Do not immediately go on the defensive. The most important point to remember is confidentiality. Under Conduct Rule 9, we owe a very strict obligation of confidentiality and basically there are just two relevant exceptions here – client consent and compulsion of law.

The problem with client consent is that there is usually nobody who can step into the shoes of the deceased at this point. That is what half the fuss is about – who is the rightful legal personal representative (the other half is identifying the rightful recipients of any assets). Therefore, we are usually left with maintaining confidentiality except if compelled by law.

There has been some confusion in recent years about Larke v Nugus letters. These stem from the English case of Re Estate of Moss, deceased; Larke v Nugus [2000] WTLR 1033 which suggested solicitors should provide to anyone with an interest in it, a statement about the creation of the will. Otherwise, solicitors were arguably not assisting with the administration of justice because the matter would need to go to court to be resolved.

However, in the case of Re Estates Brooker-Pain and Soulos [2019] NSWSC 671, Lindsay J stated (at [87]) that while Larke v Nugus requests may be well-intentioned, there are a number of impediments to their implementation in practice. It is worth extracting his Honour’s observations in their entirety so you can familiarise yourself with them:

“a.       first, in the absence of any grant of representation in respect of a deceased estate and any agreement between all parties interested in an estate (assuming that they can be reliably identified), no person has clear authority to make disclosures about business of the deceased which (whether or not attended by an entitlement to legal professional privilege) might properly have been regarded by the deceased as confidential to him or her and his or her solicitor.

  1. secondly, a solicitor confronted with a “Larke v Nugus letter” might not be well placed to be able to identify whether the person on whose behalf the letter is written can fairly be said to have an interest in prospective proceedings for a grant of probate or administration in respect of a deceased’s estate.
  2. thirdly, imposition on a solicitor of an “obligation” to provide a detailed statement about the circumstances in which a will was prepared, or executed, may be unreasonable unless proper arrangements are made for the solicitor to receive reasonable remuneration for preparation of such a statement.
  3. fourthly, if such a statement is to be prepared essentially in the public interest, it should be provided to the Court so as to be available to all interested parties (on an application of case management principles) if and when that may be appropriate, not merely made available to whoever might have seen fit to write a “Larke v Nugus letter”.
  4. fifthly, if a solicitor is to be remunerated for preparation of a statement in response to a “Larke v Nugus letter” there needs to be a mechanism, not only to ensure that the solicitor who prepares a responsive statement receives reasonable remuneration for doing so, but for ensuring that such a solicitor does not charge, or receive, more than reasonable remuneration.
  5. sixthly, unless the process of provision by a solicitor of a statement about the  circumstances in which a will was prepared, or executed, is subject to the control of the Court, demands for the provision of such a statement might be unreasonably made, or ignored, and the centre of focus might pass from the purposive character of the probate jurisdiction (to carry out a deceased person’s duly expressed testamentary intentions, and to see that beneficiaries get what is due to them) to the self-interested pursuit of purely adversarial litigation.”

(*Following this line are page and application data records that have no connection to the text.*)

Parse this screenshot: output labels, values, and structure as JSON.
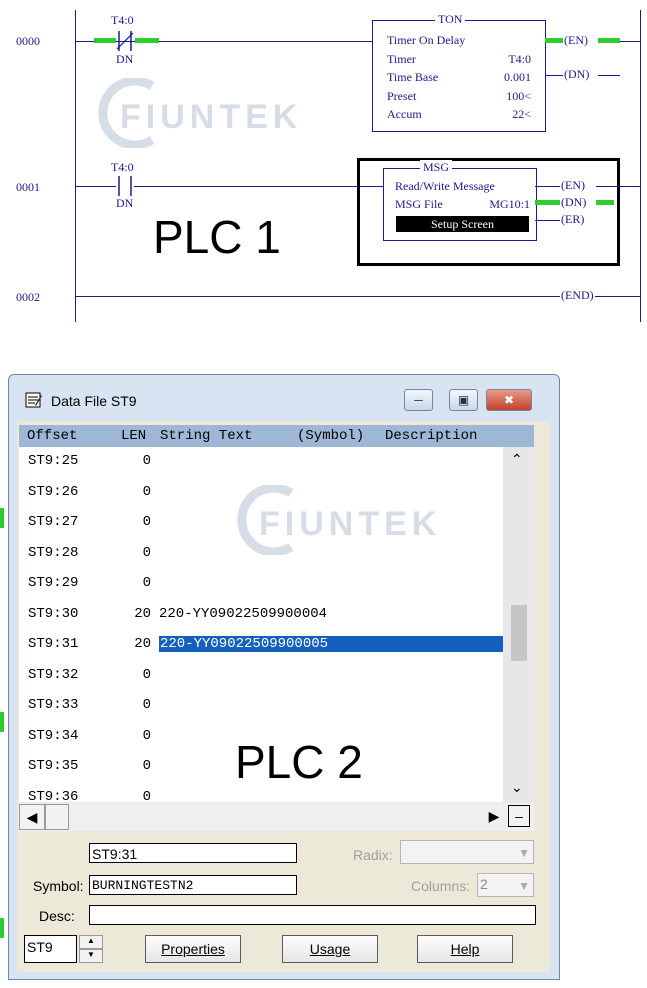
{
  "plc1": {
    "label": "PLC 1",
    "watermark": "FIUNTEK",
    "rungs": [
      {
        "number": "0000"
      },
      {
        "number": "0001"
      },
      {
        "number": "0002"
      }
    ],
    "rung0": {
      "contact_tag": "T4:0",
      "contact_bit": "DN",
      "block": {
        "name": "TON",
        "title": "Timer On Delay",
        "rows": [
          {
            "label": "Timer",
            "value": "T4:0"
          },
          {
            "label": "Time Base",
            "value": "0.001"
          },
          {
            "label": "Preset",
            "value": "100<"
          },
          {
            "label": "Accum",
            "value": "22<"
          }
        ]
      },
      "coils": [
        "EN",
        "DN"
      ]
    },
    "rung1": {
      "contact_tag": "T4:0",
      "contact_bit": "DN",
      "block": {
        "name": "MSG",
        "title": "Read/Write Message",
        "file_label": "MSG File",
        "file_value": "MG10:1",
        "setup_button": "Setup Screen"
      },
      "coils": [
        "EN",
        "DN",
        "ER"
      ]
    },
    "rung2": {
      "coil": "END"
    }
  },
  "plc2": {
    "label": "PLC 2",
    "watermark": "FIUNTEK",
    "window": {
      "title": "Data File ST9",
      "minimize_icon": "minimize-icon",
      "restore_icon": "restore-icon",
      "close_icon": "close-icon"
    },
    "columns": {
      "offset": "Offset",
      "len": "LEN",
      "text": "String Text",
      "symbol": "(Symbol)",
      "desc": "Description"
    },
    "rows": [
      {
        "offset": "ST9:25",
        "len": "0",
        "text": ""
      },
      {
        "offset": "ST9:26",
        "len": "0",
        "text": ""
      },
      {
        "offset": "ST9:27",
        "len": "0",
        "text": ""
      },
      {
        "offset": "ST9:28",
        "len": "0",
        "text": ""
      },
      {
        "offset": "ST9:29",
        "len": "0",
        "text": ""
      },
      {
        "offset": "ST9:30",
        "len": "20",
        "text": "220-YY09022509900004"
      },
      {
        "offset": "ST9:31",
        "len": "20",
        "text": "220-YY09022509900005",
        "selected": true
      },
      {
        "offset": "ST9:32",
        "len": "0",
        "text": ""
      },
      {
        "offset": "ST9:33",
        "len": "0",
        "text": ""
      },
      {
        "offset": "ST9:34",
        "len": "0",
        "text": ""
      },
      {
        "offset": "ST9:35",
        "len": "0",
        "text": ""
      },
      {
        "offset": "ST9:36",
        "len": "0",
        "text": ""
      }
    ],
    "address_value": "ST9:31",
    "radix_label": "Radix:",
    "radix_value": "",
    "symbol_label": "Symbol:",
    "symbol_value": "BURNINGTESTN2",
    "columns_label": "Columns:",
    "columns_value": "2",
    "desc_label": "Desc:",
    "desc_value": "",
    "file_value": "ST9",
    "buttons": {
      "properties": "Properties",
      "usage": "Usage",
      "help": "Help"
    }
  }
}
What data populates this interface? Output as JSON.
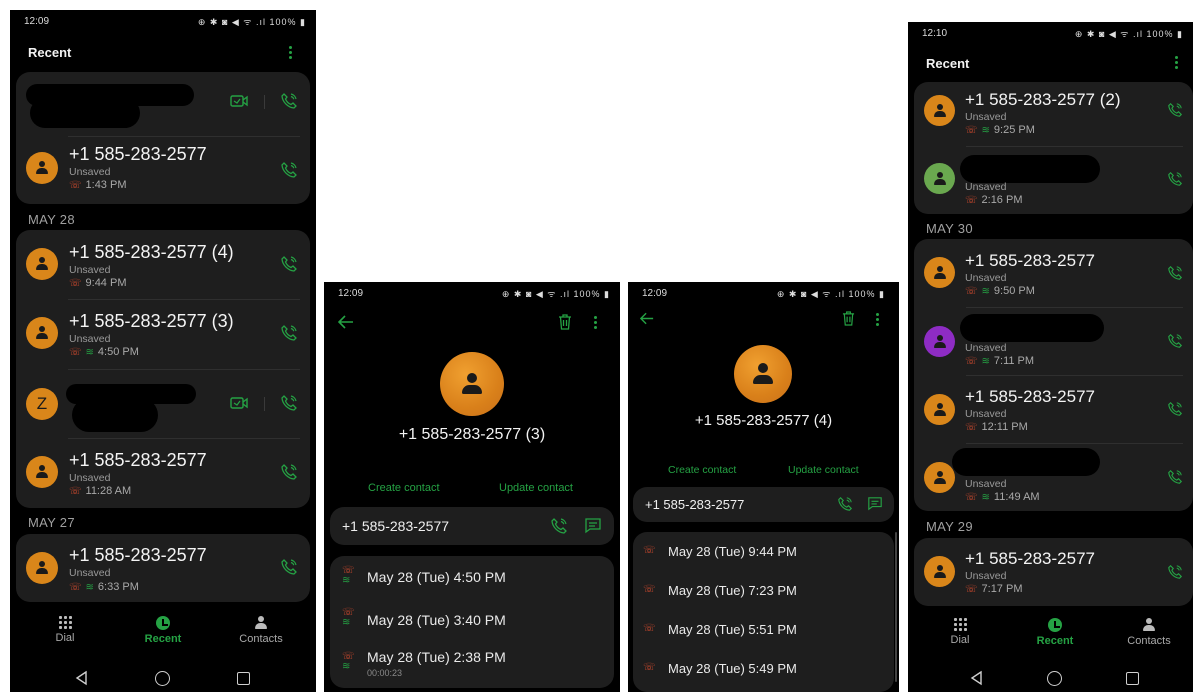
{
  "colors": {
    "accent": "#25a244",
    "missed": "#d04a2e",
    "avatar_orange": "#d9861a",
    "card_bg": "#1e1e1e",
    "background": "#000000"
  },
  "phone1": {
    "status_time": "12:09",
    "status_icons": "⊕ ✱ ◙ ◀ ᯤ .ıl 100% ▮",
    "title": "Recent",
    "card1": {
      "row2": {
        "number": "+1 585-283-2577",
        "sub": "Unsaved",
        "time": "1:43 PM"
      }
    },
    "date_header_1": "MAY 28",
    "card2": {
      "row1": {
        "number": "+1 585-283-2577 (4)",
        "sub": "Unsaved",
        "time": "9:44 PM"
      },
      "row2": {
        "number": "+1 585-283-2577 (3)",
        "sub": "Unsaved",
        "time": "4:50 PM"
      },
      "row3": {
        "letter": "Z"
      },
      "row4": {
        "number": "+1 585-283-2577",
        "sub": "Unsaved",
        "time": "11:28 AM"
      }
    },
    "date_header_2": "MAY 27",
    "card3": {
      "row1": {
        "number": "+1 585-283-2577",
        "sub": "Unsaved",
        "time": "6:33 PM"
      }
    },
    "nav": {
      "dial": "Dial",
      "recent": "Recent",
      "contacts": "Contacts"
    }
  },
  "phone2": {
    "status_time": "12:09",
    "status_icons": "⊕ ✱ ◙ ◀ ᯤ .ıl 100% ▮",
    "name": "+1 585-283-2577 (3)",
    "create_contact": "Create contact",
    "update_contact": "Update contact",
    "number": "+1 585-283-2577",
    "history": [
      {
        "text": "May 28 (Tue) 4:50 PM",
        "duration": ""
      },
      {
        "text": "May 28 (Tue) 3:40 PM",
        "duration": ""
      },
      {
        "text": "May 28 (Tue) 2:38 PM",
        "duration": "00:00:23"
      }
    ]
  },
  "phone3": {
    "status_time": "12:09",
    "status_icons": "⊕ ✱ ◙ ◀ ᯤ .ıl 100% ▮",
    "name": "+1 585-283-2577 (4)",
    "create_contact": "Create contact",
    "update_contact": "Update contact",
    "number": "+1 585-283-2577",
    "history": [
      {
        "text": "May 28 (Tue) 9:44 PM"
      },
      {
        "text": "May 28 (Tue) 7:23 PM"
      },
      {
        "text": "May 28 (Tue) 5:51 PM"
      },
      {
        "text": "May 28 (Tue) 5:49 PM"
      }
    ]
  },
  "phone4": {
    "status_time": "12:10",
    "status_icons": "⊕ ✱ ◙ ◀ ᯤ .ıl 100% ▮",
    "title": "Recent",
    "card1": {
      "row1": {
        "number": "+1 585-283-2577 (2)",
        "sub": "Unsaved",
        "time": "9:25 PM"
      },
      "row2": {
        "sub": "Unsaved",
        "time": "2:16 PM"
      }
    },
    "date_header_1": "MAY 30",
    "card2": {
      "row1": {
        "number": "+1 585-283-2577",
        "sub": "Unsaved",
        "time": "9:50 PM"
      },
      "row2": {
        "sub": "Unsaved",
        "time": "7:11 PM"
      },
      "row3": {
        "number": "+1 585-283-2577",
        "sub": "Unsaved",
        "time": "12:11 PM"
      },
      "row4": {
        "sub": "Unsaved",
        "time": "11:49 AM"
      }
    },
    "date_header_2": "MAY 29",
    "card3": {
      "row1": {
        "number": "+1 585-283-2577",
        "sub": "Unsaved",
        "time": "7:17 PM"
      }
    },
    "nav": {
      "dial": "Dial",
      "recent": "Recent",
      "contacts": "Contacts"
    }
  }
}
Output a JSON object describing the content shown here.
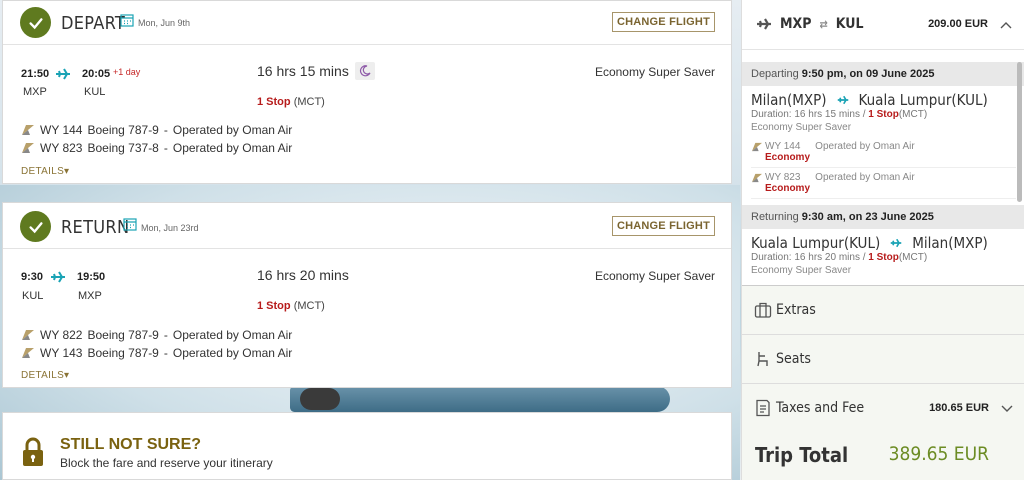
{
  "depart": {
    "title": "DEPART",
    "date": "Mon, Jun 9th",
    "change_label": "CHANGE FLIGHT",
    "dep_time": "21:50",
    "arr_time": "20:05",
    "plus_day": "+1 day",
    "from": "MXP",
    "to": "KUL",
    "duration": "16 hrs 15 mins",
    "stops": "1 Stop",
    "via": "(MCT)",
    "cabin": "Economy Super Saver",
    "segments": [
      {
        "flight": "WY 144",
        "aircraft": "Boeing 787-9",
        "operator": "Operated by Oman Air"
      },
      {
        "flight": "WY 823",
        "aircraft": "Boeing 737-8",
        "operator": "Operated by Oman Air"
      }
    ],
    "details_label": "DETAILS"
  },
  "return": {
    "title": "RETURN",
    "date": "Mon, Jun 23rd",
    "change_label": "CHANGE FLIGHT",
    "dep_time": "9:30",
    "arr_time": "19:50",
    "from": "KUL",
    "to": "MXP",
    "duration": "16 hrs 20 mins",
    "stops": "1 Stop",
    "via": "(MCT)",
    "cabin": "Economy Super Saver",
    "segments": [
      {
        "flight": "WY 822",
        "aircraft": "Boeing 787-9",
        "operator": "Operated by Oman Air"
      },
      {
        "flight": "WY 143",
        "aircraft": "Boeing 787-9",
        "operator": "Operated by Oman Air"
      }
    ],
    "details_label": "DETAILS"
  },
  "unsure": {
    "title": "STILL NOT SURE?",
    "subtitle": "Block the fare and reserve your itinerary"
  },
  "summary": {
    "origin": "MXP",
    "destination": "KUL",
    "price": "209.00 EUR",
    "outbound": {
      "label": "Departing",
      "when": "9:50 pm, on 09 June 2025",
      "from": "Milan(MXP)",
      "to": "Kuala Lumpur(KUL)",
      "duration": "Duration: 16 hrs 15 mins /",
      "stops": "1 Stop",
      "via": "(MCT)",
      "cabin": "Economy Super Saver",
      "flights": [
        {
          "flight": "WY 144",
          "operator": "Operated by Oman Air",
          "class": "Economy"
        },
        {
          "flight": "WY 823",
          "operator": "Operated by Oman Air",
          "class": "Economy"
        }
      ]
    },
    "inbound": {
      "label": "Returning",
      "when": "9:30 am, on 23 June 2025",
      "from": "Kuala Lumpur(KUL)",
      "to": "Milan(MXP)",
      "duration": "Duration: 16 hrs 20 mins /",
      "stops": "1 Stop",
      "via": "(MCT)",
      "cabin": "Economy Super Saver"
    },
    "extras_label": "Extras",
    "seats_label": "Seats",
    "taxes_label": "Taxes and Fee",
    "taxes_amount": "180.65 EUR",
    "total_label": "Trip Total",
    "total_amount": "389.65 EUR"
  },
  "colors": {
    "brand_green": "#5f7a1f",
    "gold": "#7a6430",
    "stop_red": "#b71c1c",
    "teal_plane": "#1aa3b5"
  }
}
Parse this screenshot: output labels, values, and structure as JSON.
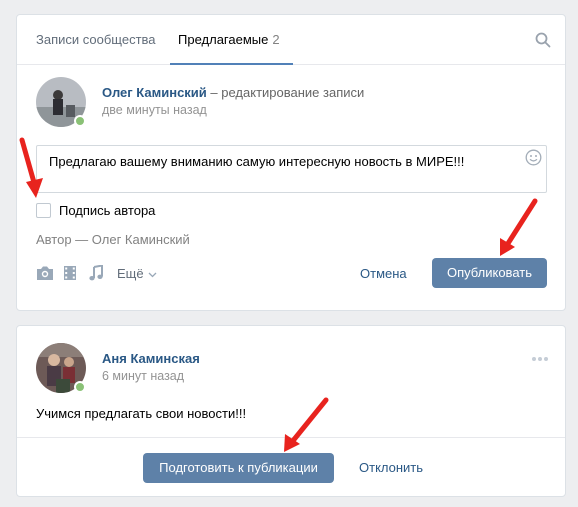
{
  "tabs": {
    "records_label": "Записи сообщества",
    "suggested_label": "Предлагаемые",
    "suggested_count": "2"
  },
  "editor": {
    "author_name": "Олег Каминский",
    "author_action": " – редактирование записи",
    "time": "две минуты назад",
    "text": "Предлагаю вашему вниманию самую интересную новость в МИРЕ!!!",
    "signature_label": "Подпись автора",
    "signature_checked": false,
    "author_line": "Автор — Олег Каминский",
    "attachments": [
      "camera-icon",
      "video-icon",
      "music-icon"
    ],
    "more_label": "Ещё",
    "cancel_label": "Отмена",
    "publish_label": "Опубликовать"
  },
  "post": {
    "author_name": "Аня Каминская",
    "time": "6 минут назад",
    "text": "Учимся предлагать свои новости!!!",
    "prepare_label": "Подготовить к публикации",
    "decline_label": "Отклонить"
  },
  "colors": {
    "accent": "#5181b8",
    "button": "#5e81a8",
    "link": "#2a5885",
    "online": "#8ac176",
    "annotation": "#e8231e"
  }
}
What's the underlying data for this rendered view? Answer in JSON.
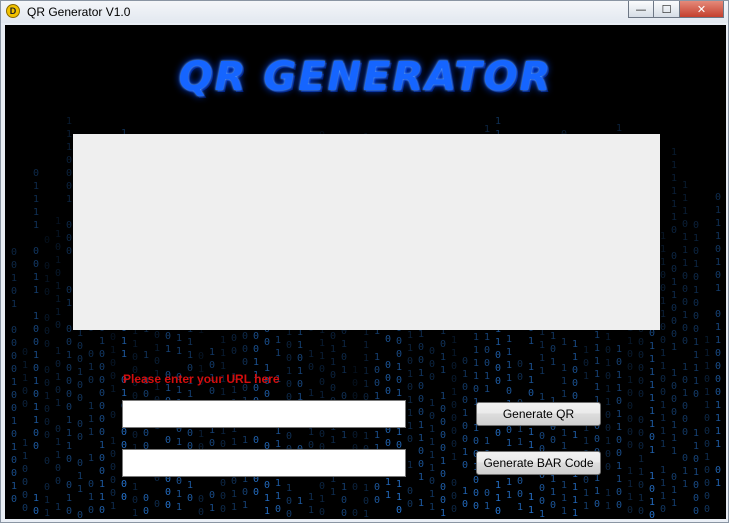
{
  "window": {
    "title": "QR Generator V1.0",
    "app_icon_letter": "D",
    "minimize_glyph": "—",
    "maximize_glyph": "☐",
    "close_glyph": "✕"
  },
  "logo": {
    "text": "QR GENERATOR"
  },
  "form": {
    "prompt_label": "Please enter your URL here",
    "url_input_value": "",
    "second_input_value": "",
    "generate_qr_label": "Generate QR",
    "generate_bar_label": "Generate BAR Code"
  },
  "colors": {
    "logo": "#1565ff",
    "prompt": "#d40d0d",
    "rain": "#2f8fff",
    "background": "#000000"
  }
}
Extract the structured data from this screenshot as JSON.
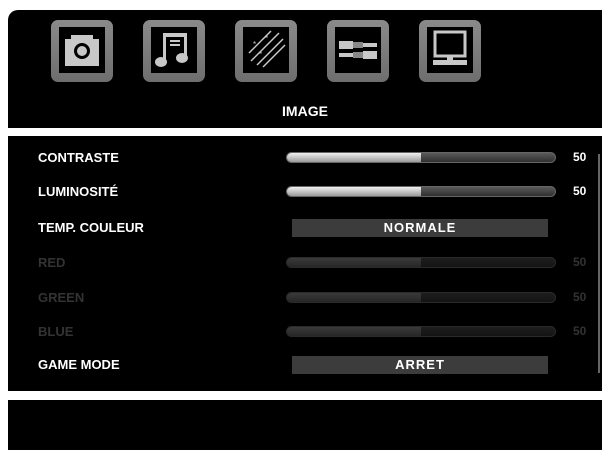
{
  "tabs": [
    {
      "icon": "camera-icon"
    },
    {
      "icon": "music-note-icon"
    },
    {
      "icon": "sparkle-icon"
    },
    {
      "icon": "cable-connectors-icon"
    },
    {
      "icon": "monitor-icon"
    }
  ],
  "header": {
    "title": "IMAGE"
  },
  "settings": {
    "contraste": {
      "label": "CONTRASTE",
      "value": "50",
      "level_pct": 50
    },
    "luminosite": {
      "label": "LUMINOSITÉ",
      "value": "50",
      "level_pct": 50
    },
    "temp_couleur": {
      "label": "TEMP. COULEUR",
      "value": "NORMALE"
    },
    "red": {
      "label": "RED",
      "value": "50",
      "level_pct": 50
    },
    "green": {
      "label": "GREEN",
      "value": "50",
      "level_pct": 50
    },
    "blue": {
      "label": "BLUE",
      "value": "50",
      "level_pct": 50
    },
    "game_mode": {
      "label": "GAME MODE",
      "value": "ARRET"
    }
  },
  "colors": {
    "panel": "#000000",
    "tab": "#7a7a7a",
    "disabled_text": "#333333"
  }
}
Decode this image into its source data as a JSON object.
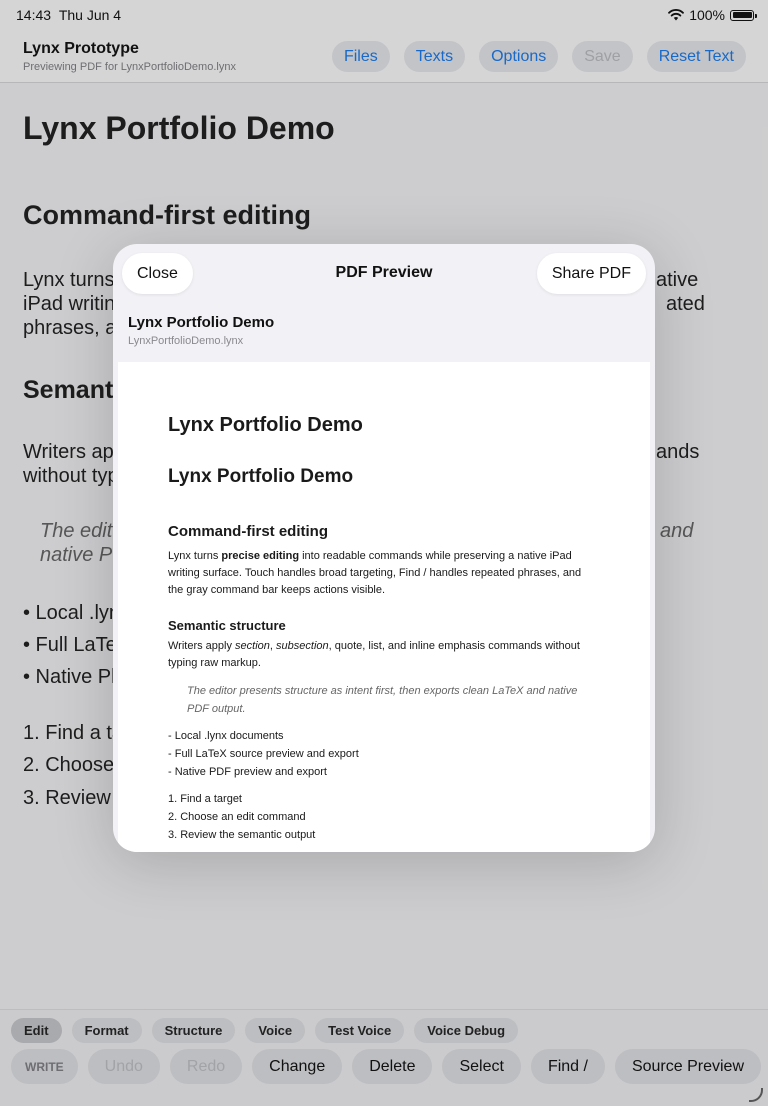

In the meantime, let’s wish healthy and contented longevity to all, clients and us included.